* Rocks set aside for the other side of the trail tread for a retaining wall
* Fully exvacated
* We get a first look at the entirely wall section having been removed
* Across from the wall a rock retaining wall gets established
* Across from the wall a rock retaining wall gets established
* Across from the wall a rock retaining wall gets established
* The destroyed sections of the Sutter Wall gets stacked neatly
* Across from the wall a rock retaining wall gets established
* More rocks are stacked for the rock wall going in
* More rocks are stacked for the rock wall going in
* More rocks are stacked for the rock wall going in
* More rocks are stacked for the rock wall going in
* Some of the flowering plants along Windy Gap
* Wall fragments get stored behind the wall
* The long section of the wall having been removed completly
* Removed wall section and new rock wall
* Removed wall section and new rock wall
* Removed wall section and new rock wall
* A look at the rock retaining wall from behind the Sutter Wall

* Looking across the San Gabriel valley from Windy Gap
* Resting on Windy Gap Saddle
* New pine trees at Windy Gap Saddle

* The mile post 2 here needs to be re-planted

Survey of trail signs at the Windy Gap Saddle

* Sign photograph 1
* Sign photograph 1
* Sign photograph 3
* Sign photograph 4
* Sign photograph 5
* Sign photograph 6

Survey of all 12 Sutter Walls

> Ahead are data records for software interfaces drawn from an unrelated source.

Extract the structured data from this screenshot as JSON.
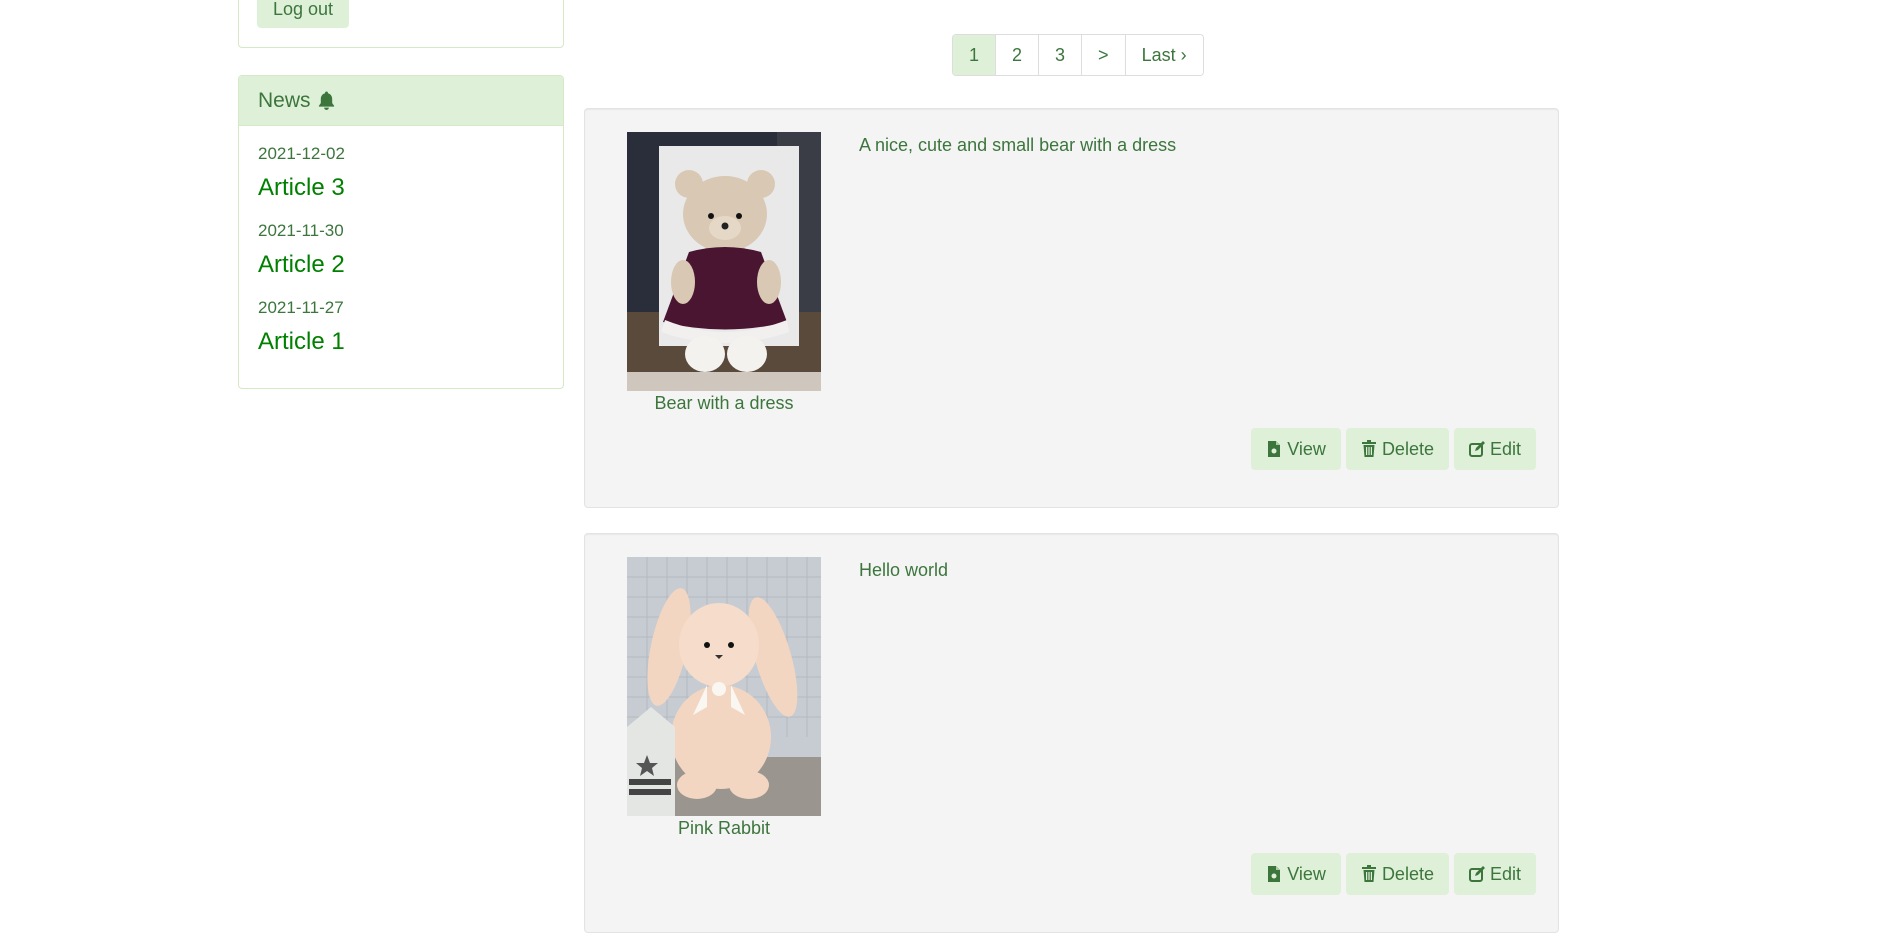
{
  "sidebar": {
    "logout_label": "Log out",
    "news": {
      "title": "News",
      "items": [
        {
          "date": "2021-12-02",
          "title": "Article 3"
        },
        {
          "date": "2021-11-30",
          "title": "Article 2"
        },
        {
          "date": "2021-11-27",
          "title": "Article 1"
        }
      ]
    }
  },
  "pagination": {
    "pages": [
      "1",
      "2",
      "3",
      ">",
      "Last ›"
    ],
    "active": "1"
  },
  "products": [
    {
      "name": "Bear with a dress",
      "description": "A nice, cute and small bear with a dress",
      "image_icon": "bear-photo",
      "actions": {
        "view": "View",
        "delete": "Delete",
        "edit": "Edit"
      }
    },
    {
      "name": "Pink Rabbit",
      "description": "Hello world",
      "image_icon": "rabbit-photo",
      "actions": {
        "view": "View",
        "delete": "Delete",
        "edit": "Edit"
      }
    }
  ],
  "colors": {
    "accent_bg": "#dff0d8",
    "text": "#3c763d",
    "link": "#008000",
    "card_bg": "#f4f4f4"
  }
}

* Sutter Wall #1
* Sutter Wall #2
* Sutter Wall #3
* Sutter Wall #4
* Sutter Wall #5
* Sutter Wall #6
* Sutter Wall #7
* Sutter Wall #7
* Sutter Wall #7
* Sutter Wall #7
* Sutter Wall #7
* Sutter Wall #7
* Sutter Wall #7
* Sutter Wall #7
* Sutter Wall #7
* Sutter Wall #7
* Sutter Wall #8
* Sutter Wall #9
* Sutter Wall #10
* Sutter Wall #11
* Sutter Wall #12

Site map is at: Crystal Lake site map
---

This web site is not operated or maintained by the US Forest Service, and the USFS does not have any responsibility for the contents of any page provided on the http://CrystalLake.Name/ web site. Also this web site is not connected in any way with any of the volunteer organizations that are mentioned in various web pages, including the San Gabriel Mountains Trailbuilders (SGMTBs) or the Angeles Volunteers Association (AVA.) This web site is privately owned and operated. Please note that information on this web page may be inaccurate.

E-Mail Crystal Lake Camp Ground